Since 2004, EDUCAUSE Center for Analysis and Research (ECAR) has conducted an annual investigation of the technologies that matter most to undergraduate students (exploring students’ technology experiences and expectations). In 2015, the ECAR technology survey was sent to 161 institutions, yielding 50,274 responses across 11 countries and 43 U.S. states. These are the key findings from the report:
- Technology Experiences – Technology is embedded into students’ lives, and students generally have positive inclinations toward technology. Technology has a moderate influence on students’ active involvement in classes; a smaller percentage of today’s undergraduates say they get more actively involved in courses that use technology than students from the 2012 study. Most students were prepared to use technology when they entered college. Today’s undergraduates feel no more (or less) prepared to use technology in higher education than their counterparts from a few years ago.
- Technology Ownership and the Campus Environment – More students own Internet-capable devices now than ever. A projected increase in connected devices could soon challenge even the best-provisioned networks.
- Mobile Devices and Student Learning – Students and faculty have similarly high levels of interest in using mobile devices to enhance learning, but the actual use of these devices in academics remains low, despite their increased prevalence.
- Technology Resources and Tools – Although students use technology extensively, we have evidence that technologies are not achieving their full potential for academic use. Meaningful and intuitive use of technology for academics cannot be assumed, even when a technology is widely available or used by students in other contexts.
- Analytics and Data Privacy – Most students support institutional use of their data to advise them on academic progress in courses and programs. Much of the analytics functionality students seek already exists in digital learning environments.
- New Models for Education – New models for education, such as MOOCs and competency-based credentials, haven’t yet translated to behavioral or attitudinal changes for undergraduates. The majority of students say they learn best with a blend of online and face-to-face work.
Note: In 2015, there is also a related study of Faculty and Information Technology Report.

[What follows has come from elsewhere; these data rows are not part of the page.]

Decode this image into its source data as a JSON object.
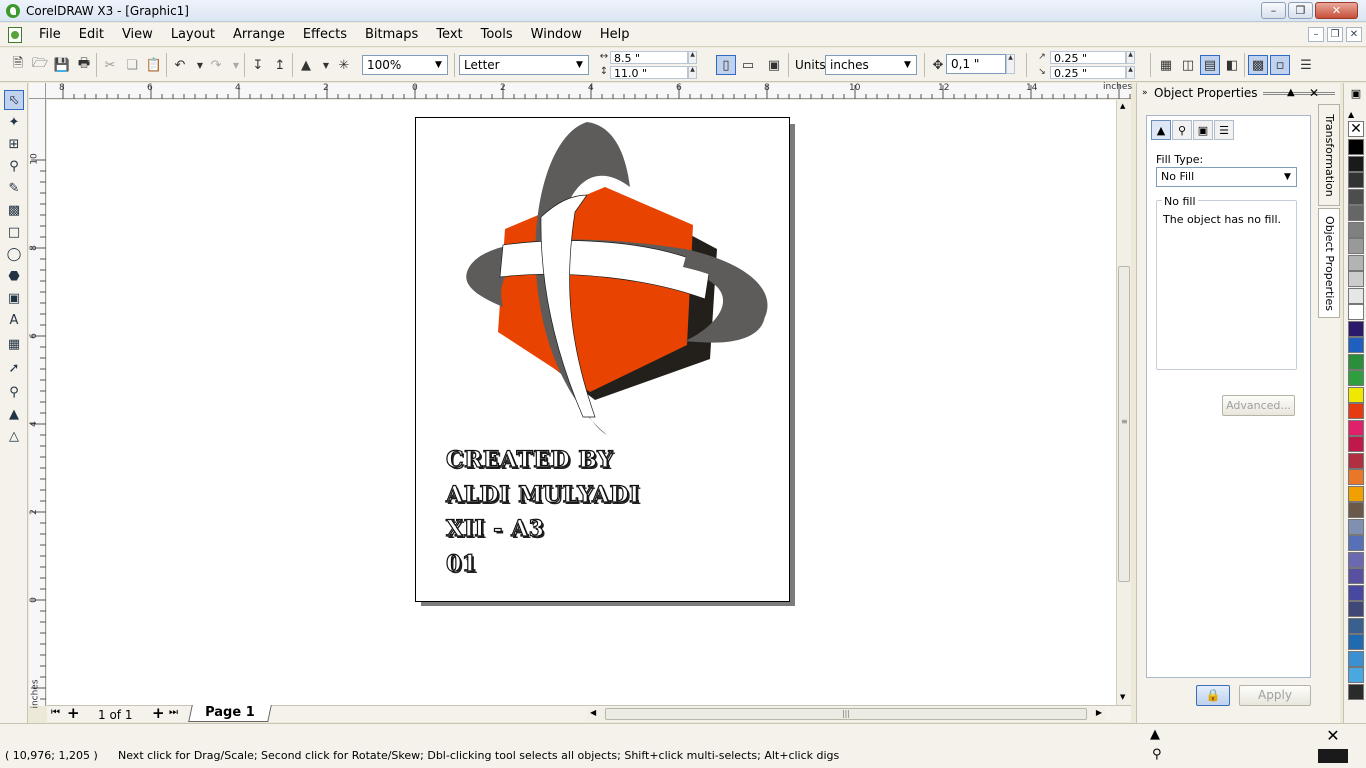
{
  "window": {
    "title": "CorelDRAW X3 - [Graphic1]"
  },
  "menu": {
    "items": [
      "File",
      "Edit",
      "View",
      "Layout",
      "Arrange",
      "Effects",
      "Bitmaps",
      "Text",
      "Tools",
      "Window",
      "Help"
    ]
  },
  "propbar": {
    "zoom": "100%",
    "paper": "Letter",
    "width": "8.5 \"",
    "height": "11.0 \"",
    "units_label": "Units:",
    "units": "inches",
    "nudge": "0,1 \"",
    "dup_x": "0.25 \"",
    "dup_y": "0.25 \""
  },
  "ruler": {
    "top_ticks": [
      "8",
      "6",
      "4",
      "2",
      "0",
      "2",
      "4",
      "6",
      "8",
      "10",
      "12",
      "14"
    ],
    "top_unit": "inches",
    "left_ticks": [
      "10",
      "8",
      "6",
      "4",
      "2",
      "0"
    ],
    "left_unit": "inches"
  },
  "artwork": {
    "credits": [
      "CREATED BY",
      "ALDI MULYADI",
      "XII - A3",
      "01"
    ],
    "colors": {
      "hexagon": "#e84300",
      "ring": "#5e5b5b",
      "shadow": "#231f1b"
    }
  },
  "pager": {
    "count": "1 of 1",
    "tab": "Page 1"
  },
  "docker": {
    "title": "Object Properties",
    "fill_type_label": "Fill Type:",
    "fill_type": "No Fill",
    "group_label": "No fill",
    "description": "The object has no fill.",
    "advanced_label": "Advanced...",
    "apply_label": "Apply",
    "tabs": [
      "Transformation",
      "Object Properties"
    ]
  },
  "palette": {
    "colors": [
      "#000000",
      "#1a1a1a",
      "#333333",
      "#4d4d4d",
      "#666666",
      "#808080",
      "#999999",
      "#b3b3b3",
      "#cccccc",
      "#e6e6e6",
      "#ffffff",
      "#2b1a6b",
      "#1f5fc0",
      "#2a8f3a",
      "#2f9e3f",
      "#f0e800",
      "#e83a10",
      "#e0206a",
      "#c01848",
      "#b03040",
      "#e87828",
      "#f0a000",
      "#6a5848",
      "#8090b0",
      "#5870b8",
      "#6a68b0",
      "#5850a0",
      "#4848a0",
      "#404878",
      "#3a6090",
      "#1f6ab0",
      "#3a90d0",
      "#4aa8e0",
      "#2a2a2a"
    ]
  },
  "status": {
    "coords": "( 10,976; 1,205 )",
    "message": "Next click for Drag/Scale; Second click for Rotate/Skew; Dbl-clicking tool selects all objects; Shift+click multi-selects; Alt+click digs"
  }
}
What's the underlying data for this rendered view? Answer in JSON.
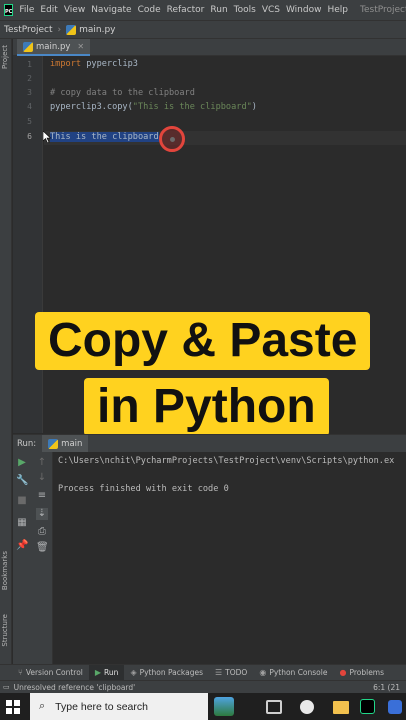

Eden Dahlstrom, with D. Christopher Brooks, Susan Grajek, and Jamie Reeves. ECAR Study of Students and Information Technology, 2015. Research report. Louisville, CO: ECAR, December 2015.